Genome sequence of Ensifer adhaerens OV14 provides insights into its ability as a novel vector for the genetic transformation of plant genomes
1 Department of Crop Science, Teagasc Crops Research Centre, Oak Park, Carlow, Ireland
2 UCD Earth Institute and UCD School of Biology and Environmental Sciences, University College Dublin, Belfield, Dublin 4, Ireland
3 Animal and Bioscience Research Department, Animal and Grassland Research and Innovation Centre, Teagasc, Grange, Dunsany, Co. Meath, Ireland
4 Current address: Institute of Biological, Environmental and Rural Sciences, Aberystwyth University, Aberystwyth, Ceredigion SY23 3FL, UK
5 Current address: Carlsberg Research Centre, Gamle Carlsberg Vej 4-10, 1799 Copenhagen V, Denmark
BMC Genomics 2014, 15:268 doi:10.1186/1471-2164-15-268Published: 7 April 2014
Recently it has been shown that Ensifer adhaerens can be used as a plant transformation technology, transferring genes into several plant genomes when equipped with a Ti plasmid. For this study, we have sequenced the genome of Ensifer adhaerens OV14 (OV14) and compared it with those of Agrobacterium tumefaciens C58 (C58) and Sinorhizobium meliloti 1021 (1021); the latter of which has also demonstrated a capacity to genetically transform crop genomes, albeit at significantly reduced frequencies.
The 7.7 Mb OV14 genome comprises two chromosomes and two plasmids. All protein coding regions in the OV14 genome were functionally grouped based on an eggNOG database. No genes homologous to the A. tumefaciens Ti plasmid vir genes appeared to be present in the OV14 genome. Unexpectedly, OV14 and 1021 were found to possess homologs to chromosomal based genes cited as essential to A. tumefaciens T-DNA transfer. Of significance, genes that are non-essential but exert a positive influence on virulence and the ability to genetically transform host genomes were identified in OV14 but were absent from the 1021 genome.

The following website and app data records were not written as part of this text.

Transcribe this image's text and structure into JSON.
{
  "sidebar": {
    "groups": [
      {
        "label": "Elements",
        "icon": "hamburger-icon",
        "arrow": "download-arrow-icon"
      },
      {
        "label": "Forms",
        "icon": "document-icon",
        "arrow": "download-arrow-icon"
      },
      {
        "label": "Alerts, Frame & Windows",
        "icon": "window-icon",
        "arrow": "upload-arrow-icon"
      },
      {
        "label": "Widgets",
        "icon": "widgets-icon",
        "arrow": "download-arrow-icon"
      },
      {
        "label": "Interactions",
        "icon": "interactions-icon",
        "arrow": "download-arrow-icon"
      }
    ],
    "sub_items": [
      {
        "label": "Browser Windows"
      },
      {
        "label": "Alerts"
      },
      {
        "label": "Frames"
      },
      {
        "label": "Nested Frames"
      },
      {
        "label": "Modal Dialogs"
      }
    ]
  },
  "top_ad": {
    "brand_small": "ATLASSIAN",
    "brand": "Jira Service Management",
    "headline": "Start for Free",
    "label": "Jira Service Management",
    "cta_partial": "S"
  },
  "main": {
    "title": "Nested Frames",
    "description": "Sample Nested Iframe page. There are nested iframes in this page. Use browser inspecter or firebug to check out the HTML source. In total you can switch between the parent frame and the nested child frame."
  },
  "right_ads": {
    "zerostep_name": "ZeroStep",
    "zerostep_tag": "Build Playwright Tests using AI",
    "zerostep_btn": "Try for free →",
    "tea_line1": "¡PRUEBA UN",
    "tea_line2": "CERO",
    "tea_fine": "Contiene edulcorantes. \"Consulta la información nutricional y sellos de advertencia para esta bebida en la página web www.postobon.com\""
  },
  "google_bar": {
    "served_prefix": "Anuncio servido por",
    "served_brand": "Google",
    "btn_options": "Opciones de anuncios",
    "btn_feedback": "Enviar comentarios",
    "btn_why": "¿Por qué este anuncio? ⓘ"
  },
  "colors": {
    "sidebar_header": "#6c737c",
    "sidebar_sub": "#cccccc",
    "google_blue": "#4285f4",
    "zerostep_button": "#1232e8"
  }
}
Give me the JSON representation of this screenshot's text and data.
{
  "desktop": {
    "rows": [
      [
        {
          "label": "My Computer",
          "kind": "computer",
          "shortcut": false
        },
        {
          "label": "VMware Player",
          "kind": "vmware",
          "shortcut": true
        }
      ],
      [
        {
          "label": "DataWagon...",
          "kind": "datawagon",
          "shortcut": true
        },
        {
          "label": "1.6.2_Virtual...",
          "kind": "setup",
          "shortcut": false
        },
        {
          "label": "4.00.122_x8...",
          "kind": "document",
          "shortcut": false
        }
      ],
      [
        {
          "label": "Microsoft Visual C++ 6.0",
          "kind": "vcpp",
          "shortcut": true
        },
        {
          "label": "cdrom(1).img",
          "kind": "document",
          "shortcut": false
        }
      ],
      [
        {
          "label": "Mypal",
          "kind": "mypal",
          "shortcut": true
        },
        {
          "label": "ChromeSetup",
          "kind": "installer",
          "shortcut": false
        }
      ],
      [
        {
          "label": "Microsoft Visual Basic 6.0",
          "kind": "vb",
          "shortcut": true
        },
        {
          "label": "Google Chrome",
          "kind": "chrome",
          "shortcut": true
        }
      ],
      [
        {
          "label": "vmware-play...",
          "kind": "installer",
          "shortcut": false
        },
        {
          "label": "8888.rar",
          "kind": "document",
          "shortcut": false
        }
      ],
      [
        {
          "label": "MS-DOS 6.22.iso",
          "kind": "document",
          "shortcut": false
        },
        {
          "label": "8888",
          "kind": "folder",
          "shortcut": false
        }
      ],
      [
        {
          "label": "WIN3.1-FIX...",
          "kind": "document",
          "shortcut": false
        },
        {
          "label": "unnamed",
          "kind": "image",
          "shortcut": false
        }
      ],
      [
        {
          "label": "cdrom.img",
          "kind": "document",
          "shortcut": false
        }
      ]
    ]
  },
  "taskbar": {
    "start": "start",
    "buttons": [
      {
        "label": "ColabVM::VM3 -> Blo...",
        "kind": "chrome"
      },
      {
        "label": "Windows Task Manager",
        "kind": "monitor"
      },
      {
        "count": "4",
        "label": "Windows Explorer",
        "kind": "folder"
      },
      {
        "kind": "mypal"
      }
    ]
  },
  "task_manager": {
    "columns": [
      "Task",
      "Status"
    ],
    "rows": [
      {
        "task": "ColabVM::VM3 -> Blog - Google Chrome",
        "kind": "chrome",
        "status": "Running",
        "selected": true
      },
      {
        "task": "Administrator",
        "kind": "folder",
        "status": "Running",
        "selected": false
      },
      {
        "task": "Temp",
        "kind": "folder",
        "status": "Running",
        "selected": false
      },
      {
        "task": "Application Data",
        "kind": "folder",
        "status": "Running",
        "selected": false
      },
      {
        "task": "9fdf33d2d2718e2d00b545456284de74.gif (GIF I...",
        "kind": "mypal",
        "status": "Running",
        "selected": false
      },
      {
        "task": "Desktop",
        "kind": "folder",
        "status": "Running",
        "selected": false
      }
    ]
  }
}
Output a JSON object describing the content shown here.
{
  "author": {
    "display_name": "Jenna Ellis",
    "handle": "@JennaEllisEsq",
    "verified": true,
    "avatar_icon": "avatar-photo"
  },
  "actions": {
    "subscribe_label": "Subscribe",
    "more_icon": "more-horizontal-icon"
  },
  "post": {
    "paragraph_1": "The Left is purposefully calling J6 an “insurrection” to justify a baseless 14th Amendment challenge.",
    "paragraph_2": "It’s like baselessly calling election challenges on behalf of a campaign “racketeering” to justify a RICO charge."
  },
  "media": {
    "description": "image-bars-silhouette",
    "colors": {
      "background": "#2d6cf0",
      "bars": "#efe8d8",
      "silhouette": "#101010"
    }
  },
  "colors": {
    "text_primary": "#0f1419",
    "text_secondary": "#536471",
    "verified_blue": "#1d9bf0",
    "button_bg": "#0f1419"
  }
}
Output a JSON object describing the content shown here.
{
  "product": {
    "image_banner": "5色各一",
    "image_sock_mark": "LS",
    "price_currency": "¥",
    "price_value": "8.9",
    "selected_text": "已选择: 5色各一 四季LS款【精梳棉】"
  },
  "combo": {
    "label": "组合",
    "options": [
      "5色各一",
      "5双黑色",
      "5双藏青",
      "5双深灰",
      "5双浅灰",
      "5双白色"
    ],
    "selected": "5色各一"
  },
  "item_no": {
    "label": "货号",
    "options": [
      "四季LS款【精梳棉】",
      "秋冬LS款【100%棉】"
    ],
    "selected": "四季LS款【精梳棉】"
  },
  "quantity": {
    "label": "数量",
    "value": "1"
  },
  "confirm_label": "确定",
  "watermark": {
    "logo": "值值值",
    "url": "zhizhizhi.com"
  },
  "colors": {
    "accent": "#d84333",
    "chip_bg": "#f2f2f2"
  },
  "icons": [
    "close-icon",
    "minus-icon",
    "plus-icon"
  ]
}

This study reveals the presence of homologs to chromosomally based Agrobacterium genes that support T-DNA transfer within the genome of OV14 and other alphaproteobacteria. The sequencing and analysis of the OV14 genome increases our understanding of T-DNA transfer by non-Agrobacterium species and creates a platform for the continued improvement of Ensifer-mediated transformation (EMT).